Content starts

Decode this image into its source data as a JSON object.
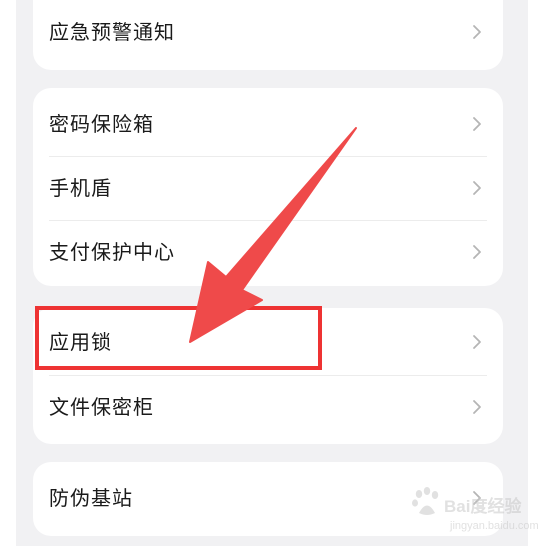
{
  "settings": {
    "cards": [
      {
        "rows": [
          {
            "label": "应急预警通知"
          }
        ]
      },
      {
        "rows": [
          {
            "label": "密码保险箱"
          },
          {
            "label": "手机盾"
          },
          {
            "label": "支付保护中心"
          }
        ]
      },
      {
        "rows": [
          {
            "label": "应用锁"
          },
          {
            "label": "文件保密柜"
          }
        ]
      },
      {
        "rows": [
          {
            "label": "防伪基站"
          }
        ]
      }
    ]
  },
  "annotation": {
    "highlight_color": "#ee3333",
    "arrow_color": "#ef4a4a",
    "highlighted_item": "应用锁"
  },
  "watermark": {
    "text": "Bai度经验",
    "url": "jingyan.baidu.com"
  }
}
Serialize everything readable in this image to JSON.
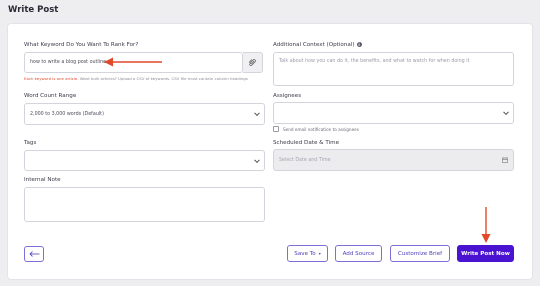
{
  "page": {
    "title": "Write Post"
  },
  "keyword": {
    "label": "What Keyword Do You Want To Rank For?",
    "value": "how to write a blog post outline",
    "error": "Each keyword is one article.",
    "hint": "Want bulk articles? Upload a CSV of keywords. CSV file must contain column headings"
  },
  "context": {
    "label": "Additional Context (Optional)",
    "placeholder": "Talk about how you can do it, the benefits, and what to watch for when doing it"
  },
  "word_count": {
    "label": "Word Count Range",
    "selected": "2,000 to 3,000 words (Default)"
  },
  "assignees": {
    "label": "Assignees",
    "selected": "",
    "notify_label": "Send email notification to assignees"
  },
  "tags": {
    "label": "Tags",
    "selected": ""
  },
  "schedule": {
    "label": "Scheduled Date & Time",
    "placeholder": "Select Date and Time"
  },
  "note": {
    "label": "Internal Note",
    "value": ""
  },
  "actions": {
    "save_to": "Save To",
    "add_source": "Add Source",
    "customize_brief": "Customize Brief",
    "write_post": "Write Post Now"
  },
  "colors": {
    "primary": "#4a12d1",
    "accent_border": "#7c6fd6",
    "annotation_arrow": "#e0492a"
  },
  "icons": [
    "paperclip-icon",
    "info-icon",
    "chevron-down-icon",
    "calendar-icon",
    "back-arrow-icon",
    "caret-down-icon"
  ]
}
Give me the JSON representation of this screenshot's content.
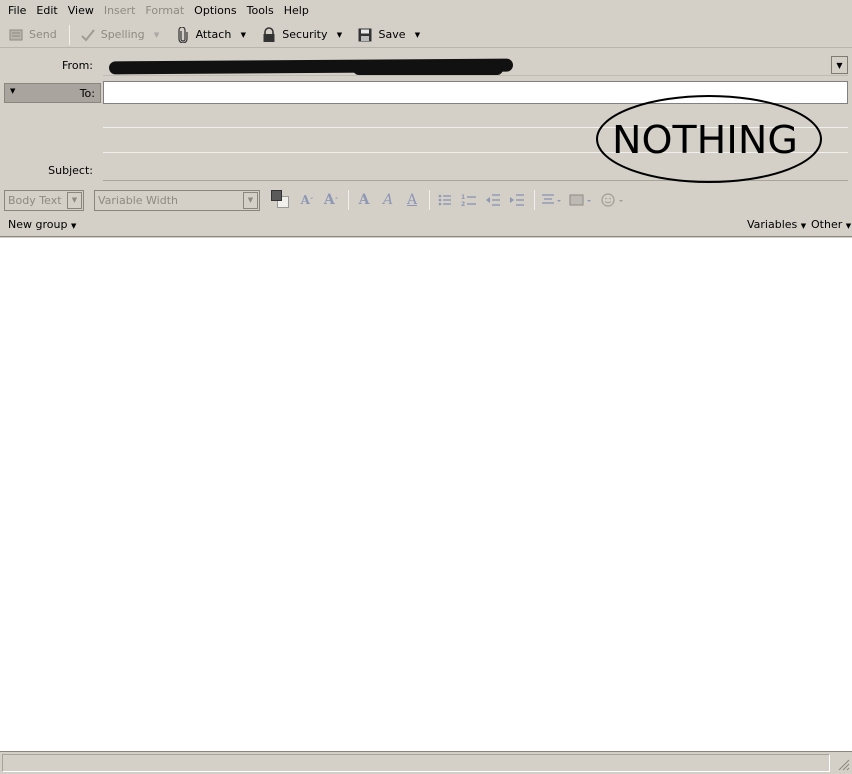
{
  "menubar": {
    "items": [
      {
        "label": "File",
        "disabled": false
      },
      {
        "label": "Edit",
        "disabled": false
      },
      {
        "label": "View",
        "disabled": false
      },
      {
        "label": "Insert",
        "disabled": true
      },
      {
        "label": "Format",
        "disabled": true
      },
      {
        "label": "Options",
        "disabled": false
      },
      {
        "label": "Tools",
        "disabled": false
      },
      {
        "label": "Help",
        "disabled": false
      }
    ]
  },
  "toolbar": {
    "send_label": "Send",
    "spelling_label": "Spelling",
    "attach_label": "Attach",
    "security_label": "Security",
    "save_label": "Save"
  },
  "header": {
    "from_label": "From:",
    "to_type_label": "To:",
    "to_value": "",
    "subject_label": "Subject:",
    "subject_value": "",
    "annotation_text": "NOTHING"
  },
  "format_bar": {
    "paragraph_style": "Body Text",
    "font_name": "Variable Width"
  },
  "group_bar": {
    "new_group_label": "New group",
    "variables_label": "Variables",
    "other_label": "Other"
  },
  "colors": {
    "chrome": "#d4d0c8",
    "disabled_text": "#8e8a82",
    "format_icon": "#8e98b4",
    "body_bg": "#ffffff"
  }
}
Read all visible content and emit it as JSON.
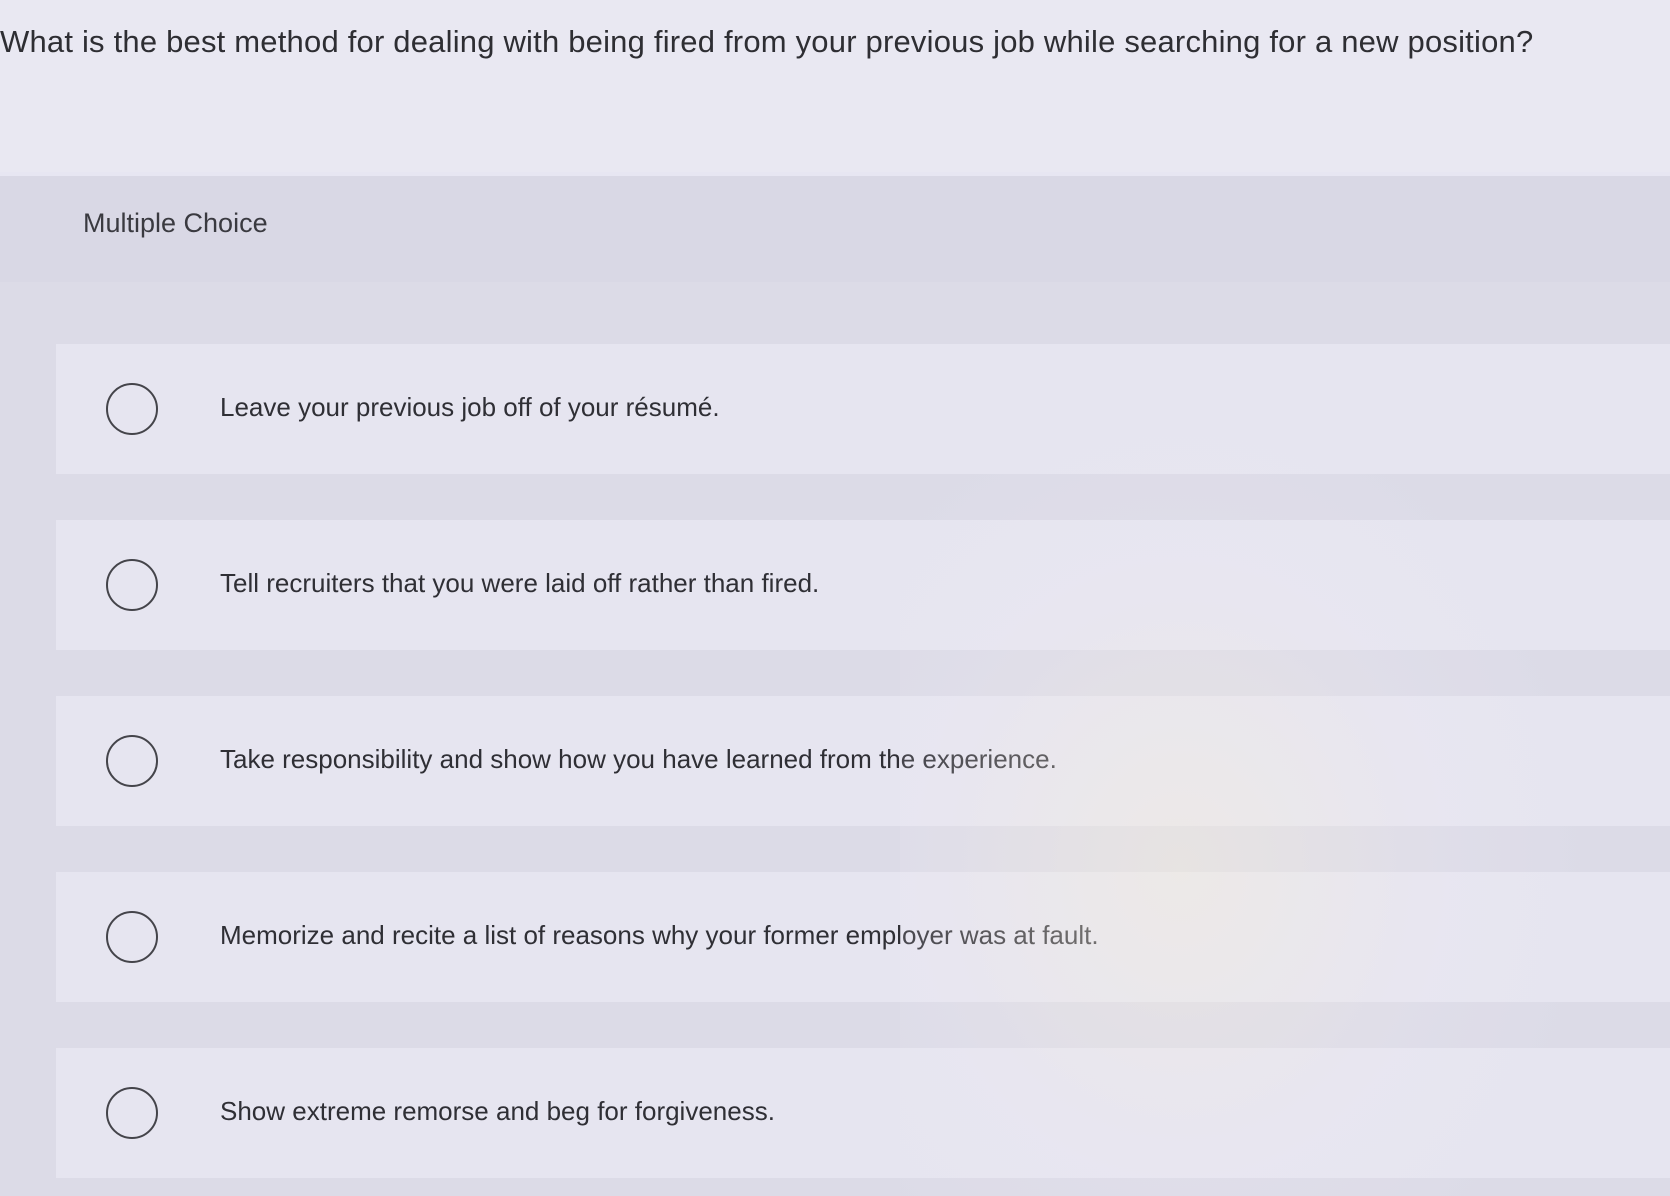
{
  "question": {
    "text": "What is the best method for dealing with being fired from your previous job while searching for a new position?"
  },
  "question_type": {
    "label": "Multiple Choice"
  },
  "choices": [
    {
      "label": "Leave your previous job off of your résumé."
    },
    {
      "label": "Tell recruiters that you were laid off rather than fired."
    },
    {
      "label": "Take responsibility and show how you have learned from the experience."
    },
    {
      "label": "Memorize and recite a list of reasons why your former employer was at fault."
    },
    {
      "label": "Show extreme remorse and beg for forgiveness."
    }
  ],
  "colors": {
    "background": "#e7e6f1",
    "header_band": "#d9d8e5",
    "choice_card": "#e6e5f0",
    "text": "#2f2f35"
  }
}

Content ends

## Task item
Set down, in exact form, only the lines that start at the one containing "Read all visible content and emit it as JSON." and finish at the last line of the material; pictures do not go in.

## Output of the task
Read all visible content and emit it as JSON.
{
  "question": {
    "text": "What is the best method for dealing with being fired from your previous job while searching for a new position?"
  },
  "question_type": {
    "label": "Multiple Choice"
  },
  "choices": [
    {
      "label": "Leave your previous job off of your résumé."
    },
    {
      "label": "Tell recruiters that you were laid off rather than fired."
    },
    {
      "label": "Take responsibility and show how you have learned from the experience."
    },
    {
      "label": "Memorize and recite a list of reasons why your former employer was at fault."
    },
    {
      "label": "Show extreme remorse and beg for forgiveness."
    }
  ],
  "colors": {
    "background": "#e7e6f1",
    "header_band": "#d9d8e5",
    "choice_card": "#e6e5f0",
    "text": "#2f2f35"
  }
}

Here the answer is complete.